I began to feel increasingly fearful as I did not want lose my job and have to go home. Not after all the struggle to get here. All those hours spent working in three menial jobs back to back, and taking on limited freelance contracts over the summer just to manage the airfare to the Maldives. I had no option, I was trapped, without enough money to go forward or back.
A few days later all hell broke loose. First the reporter who had tendered his resignation was called in and told that he was going to be dismissed that day, even though he was owed 30 days notice.
Then the editor was called in – luckily he had also just written his notice and handed it in before he could have the satisfaction of dismissing him. Two bully security guards were called in to almost forcibly remove them. I was so upset and shocked by the whole events which were unfolding. It was all going too fast – I couldn’t compute.
My state of mind was in tatters at this point imagining the worst, wrestling with my conscience, my pride and my dignity. My home was part of the work package so could not leave the company and try to find another job.
I didn’t have a choice. At this stage still hadn’t even been paid. I was also running out of cash and there was no one to help back home.
So I stayed… but at this point I still hadn’t even received my visa, and was required to leave the country and go to Sri Lanka. Still with no money, I asked the publisher to pay my expenses, but he said he would only pay for the airfare. I asked for an allowance to spend but he refused. Instead he turned out his moth-eaten wallet with £5 GBP and 15 rupees he said I could exchange.
In the meantime my colleagues had an awful time of it having to shift from place to place, but with the help of friends they got by and began setting up their own plans for the future. I tried to support them where I could.
Then I was called into the office and the publisher said he had been told that someone was else living in the flat and there were people visiting me. So what? I felt violated and angry as he had just admitted he been watching my flat. He said that he needed to give permission for anyone to stay. Another control mechanism.
The wheels were already in motion for my own removal. My visa was still in the process of being arranged and they had my passport. Less than 10 days later my fears were realised. I was called into the office and told that they would no longer continue with my employment and when I asked about my passport I was told I had to go to the immigration building to collect it.

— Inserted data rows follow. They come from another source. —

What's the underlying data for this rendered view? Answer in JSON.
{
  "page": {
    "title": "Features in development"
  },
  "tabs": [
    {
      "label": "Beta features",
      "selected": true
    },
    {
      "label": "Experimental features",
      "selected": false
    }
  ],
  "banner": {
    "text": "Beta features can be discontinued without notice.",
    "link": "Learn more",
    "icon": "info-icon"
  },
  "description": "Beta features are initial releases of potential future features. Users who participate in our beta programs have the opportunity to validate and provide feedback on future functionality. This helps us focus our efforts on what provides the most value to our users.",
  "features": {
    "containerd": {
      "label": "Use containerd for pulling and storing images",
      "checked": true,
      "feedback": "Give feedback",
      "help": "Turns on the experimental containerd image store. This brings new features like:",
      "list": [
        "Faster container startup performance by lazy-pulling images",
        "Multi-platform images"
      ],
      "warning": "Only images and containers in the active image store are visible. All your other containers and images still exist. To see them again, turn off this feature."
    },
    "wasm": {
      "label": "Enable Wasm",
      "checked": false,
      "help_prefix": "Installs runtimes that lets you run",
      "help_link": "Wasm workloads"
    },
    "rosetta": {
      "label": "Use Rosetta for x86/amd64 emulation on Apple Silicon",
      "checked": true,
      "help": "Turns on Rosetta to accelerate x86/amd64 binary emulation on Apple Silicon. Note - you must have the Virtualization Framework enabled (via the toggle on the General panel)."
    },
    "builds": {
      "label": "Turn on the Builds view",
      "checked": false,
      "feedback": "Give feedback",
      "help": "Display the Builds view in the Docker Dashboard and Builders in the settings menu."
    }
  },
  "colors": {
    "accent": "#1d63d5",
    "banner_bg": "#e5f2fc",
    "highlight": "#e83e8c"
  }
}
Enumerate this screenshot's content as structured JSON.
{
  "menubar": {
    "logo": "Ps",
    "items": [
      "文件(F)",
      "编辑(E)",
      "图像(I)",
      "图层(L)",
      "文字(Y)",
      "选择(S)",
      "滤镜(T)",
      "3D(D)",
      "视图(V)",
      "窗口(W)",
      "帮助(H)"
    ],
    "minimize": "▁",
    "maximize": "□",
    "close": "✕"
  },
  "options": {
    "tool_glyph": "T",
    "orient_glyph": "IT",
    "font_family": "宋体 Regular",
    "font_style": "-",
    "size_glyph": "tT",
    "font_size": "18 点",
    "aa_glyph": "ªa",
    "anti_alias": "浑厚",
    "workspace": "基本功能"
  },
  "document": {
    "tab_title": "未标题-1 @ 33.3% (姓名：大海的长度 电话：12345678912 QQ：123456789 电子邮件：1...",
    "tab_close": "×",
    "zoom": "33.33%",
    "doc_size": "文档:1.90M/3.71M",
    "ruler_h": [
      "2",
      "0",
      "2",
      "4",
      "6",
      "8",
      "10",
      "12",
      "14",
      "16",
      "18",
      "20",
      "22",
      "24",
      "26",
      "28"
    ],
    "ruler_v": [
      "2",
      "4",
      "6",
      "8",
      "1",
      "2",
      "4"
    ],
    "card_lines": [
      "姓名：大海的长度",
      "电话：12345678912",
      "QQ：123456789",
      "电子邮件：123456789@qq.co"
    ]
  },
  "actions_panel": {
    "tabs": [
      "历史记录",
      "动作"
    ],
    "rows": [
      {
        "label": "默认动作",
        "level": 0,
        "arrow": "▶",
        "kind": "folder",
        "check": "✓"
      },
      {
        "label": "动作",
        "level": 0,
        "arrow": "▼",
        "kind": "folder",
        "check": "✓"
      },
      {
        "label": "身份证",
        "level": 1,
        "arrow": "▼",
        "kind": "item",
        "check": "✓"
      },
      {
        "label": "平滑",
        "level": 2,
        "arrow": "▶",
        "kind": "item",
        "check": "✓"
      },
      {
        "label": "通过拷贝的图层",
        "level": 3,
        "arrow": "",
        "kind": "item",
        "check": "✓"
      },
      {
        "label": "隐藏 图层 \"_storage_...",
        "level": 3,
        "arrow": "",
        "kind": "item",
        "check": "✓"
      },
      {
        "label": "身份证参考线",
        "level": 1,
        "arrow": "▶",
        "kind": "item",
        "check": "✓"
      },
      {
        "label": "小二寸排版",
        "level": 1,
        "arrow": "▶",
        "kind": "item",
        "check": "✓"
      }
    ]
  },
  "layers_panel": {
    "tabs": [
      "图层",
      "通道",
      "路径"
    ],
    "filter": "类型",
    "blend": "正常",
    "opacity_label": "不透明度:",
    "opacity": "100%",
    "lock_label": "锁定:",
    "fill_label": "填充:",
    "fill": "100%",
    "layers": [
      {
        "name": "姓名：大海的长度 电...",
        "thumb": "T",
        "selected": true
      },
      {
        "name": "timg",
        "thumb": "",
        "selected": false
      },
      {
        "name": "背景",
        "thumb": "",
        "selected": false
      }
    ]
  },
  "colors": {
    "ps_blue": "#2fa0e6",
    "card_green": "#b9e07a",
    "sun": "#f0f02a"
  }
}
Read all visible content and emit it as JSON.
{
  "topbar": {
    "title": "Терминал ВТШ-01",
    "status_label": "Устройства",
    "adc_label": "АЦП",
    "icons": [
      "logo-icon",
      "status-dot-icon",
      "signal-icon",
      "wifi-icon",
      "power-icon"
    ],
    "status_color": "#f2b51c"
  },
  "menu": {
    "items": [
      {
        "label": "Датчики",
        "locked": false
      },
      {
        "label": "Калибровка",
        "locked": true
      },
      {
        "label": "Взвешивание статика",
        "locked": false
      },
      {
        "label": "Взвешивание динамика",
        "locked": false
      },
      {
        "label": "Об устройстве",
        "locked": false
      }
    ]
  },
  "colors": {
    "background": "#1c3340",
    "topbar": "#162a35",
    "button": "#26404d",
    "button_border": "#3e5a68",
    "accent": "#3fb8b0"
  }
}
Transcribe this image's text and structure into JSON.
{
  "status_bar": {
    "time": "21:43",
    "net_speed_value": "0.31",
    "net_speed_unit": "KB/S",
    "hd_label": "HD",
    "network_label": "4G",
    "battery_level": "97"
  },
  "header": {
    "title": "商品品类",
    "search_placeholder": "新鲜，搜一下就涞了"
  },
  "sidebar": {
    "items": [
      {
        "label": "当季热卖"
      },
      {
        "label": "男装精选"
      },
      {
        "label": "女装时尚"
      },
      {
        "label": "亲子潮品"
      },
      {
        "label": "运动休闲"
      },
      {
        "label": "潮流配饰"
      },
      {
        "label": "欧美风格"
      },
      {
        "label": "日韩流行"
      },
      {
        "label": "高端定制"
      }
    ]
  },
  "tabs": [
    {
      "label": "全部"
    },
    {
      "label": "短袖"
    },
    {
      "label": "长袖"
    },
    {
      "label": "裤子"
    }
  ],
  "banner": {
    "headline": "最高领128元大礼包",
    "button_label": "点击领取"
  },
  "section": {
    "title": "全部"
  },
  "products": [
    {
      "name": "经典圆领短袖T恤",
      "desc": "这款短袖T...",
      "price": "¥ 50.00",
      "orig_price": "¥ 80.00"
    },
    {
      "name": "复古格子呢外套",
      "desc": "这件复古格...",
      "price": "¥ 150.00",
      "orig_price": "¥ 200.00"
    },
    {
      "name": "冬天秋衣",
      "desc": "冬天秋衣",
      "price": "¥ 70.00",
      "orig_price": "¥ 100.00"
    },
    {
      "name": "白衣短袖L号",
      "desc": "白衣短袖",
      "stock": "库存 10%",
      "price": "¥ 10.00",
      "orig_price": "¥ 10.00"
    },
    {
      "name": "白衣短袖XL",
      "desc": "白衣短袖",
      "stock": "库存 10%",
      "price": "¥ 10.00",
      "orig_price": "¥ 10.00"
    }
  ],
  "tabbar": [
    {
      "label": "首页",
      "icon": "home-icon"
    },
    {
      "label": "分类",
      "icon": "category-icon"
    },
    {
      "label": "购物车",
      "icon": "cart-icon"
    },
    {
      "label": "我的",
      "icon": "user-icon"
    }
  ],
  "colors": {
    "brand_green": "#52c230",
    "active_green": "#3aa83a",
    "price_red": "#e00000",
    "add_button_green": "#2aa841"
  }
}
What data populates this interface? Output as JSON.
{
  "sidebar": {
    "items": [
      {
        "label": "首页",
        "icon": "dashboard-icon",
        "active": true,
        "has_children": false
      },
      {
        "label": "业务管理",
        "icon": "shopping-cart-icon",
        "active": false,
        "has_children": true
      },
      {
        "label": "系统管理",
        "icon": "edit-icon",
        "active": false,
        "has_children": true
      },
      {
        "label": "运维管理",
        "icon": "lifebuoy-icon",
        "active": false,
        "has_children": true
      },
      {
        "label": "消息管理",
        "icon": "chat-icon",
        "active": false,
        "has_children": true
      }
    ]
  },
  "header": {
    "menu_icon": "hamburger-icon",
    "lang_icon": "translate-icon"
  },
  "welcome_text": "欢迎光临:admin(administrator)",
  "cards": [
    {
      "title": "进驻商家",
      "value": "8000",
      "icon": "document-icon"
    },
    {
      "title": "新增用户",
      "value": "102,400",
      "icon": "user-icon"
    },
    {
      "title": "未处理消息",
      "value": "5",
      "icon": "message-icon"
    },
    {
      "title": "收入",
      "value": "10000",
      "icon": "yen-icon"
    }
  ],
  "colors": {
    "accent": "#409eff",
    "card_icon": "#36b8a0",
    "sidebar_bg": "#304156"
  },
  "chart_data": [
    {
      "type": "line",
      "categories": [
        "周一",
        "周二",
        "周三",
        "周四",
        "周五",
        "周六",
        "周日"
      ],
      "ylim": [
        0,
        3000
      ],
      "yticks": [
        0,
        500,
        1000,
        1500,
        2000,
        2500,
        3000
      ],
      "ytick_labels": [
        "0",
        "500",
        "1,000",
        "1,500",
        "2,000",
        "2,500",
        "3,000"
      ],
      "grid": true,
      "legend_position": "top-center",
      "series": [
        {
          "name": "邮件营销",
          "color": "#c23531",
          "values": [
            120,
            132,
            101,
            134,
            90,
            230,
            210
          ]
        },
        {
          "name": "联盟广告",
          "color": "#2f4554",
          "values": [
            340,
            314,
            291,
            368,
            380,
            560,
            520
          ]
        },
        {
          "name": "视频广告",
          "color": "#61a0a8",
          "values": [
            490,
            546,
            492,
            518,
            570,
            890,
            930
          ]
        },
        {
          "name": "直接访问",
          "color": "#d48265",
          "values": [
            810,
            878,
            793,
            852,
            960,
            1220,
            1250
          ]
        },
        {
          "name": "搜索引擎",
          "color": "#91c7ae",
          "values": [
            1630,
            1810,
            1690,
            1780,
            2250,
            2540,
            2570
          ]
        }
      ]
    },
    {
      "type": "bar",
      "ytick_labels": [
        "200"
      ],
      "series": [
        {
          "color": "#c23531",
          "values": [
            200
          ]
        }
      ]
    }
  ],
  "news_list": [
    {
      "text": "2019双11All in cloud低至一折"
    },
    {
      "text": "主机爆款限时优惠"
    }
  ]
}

I called one of my friends who had contact with immigration and I was told to come down to the office, they had my passport and tickets for me to fly out with Qatar within two days. I filed a case
with the employment tribunal and got my passport back.
The employment tribunal was a long and arduous process and in the end they ruled against me, as I hadn’t worked there long enough so I could not receive any compensation for the trauma of the last few months. Despite a ruling by the court to issue a one way ticket to the country of my choosing, I still have to receive that ticket from the employer. Along the way he pulled all sorts of nasty tricks including putting holds on empty tickets so that he would look good in court, and gazumping me when I went to buy a ticket at the same travel agent.
Overall, I felt an overwhelming feeling of freedom. I want to help people from making the same mistakes as me.”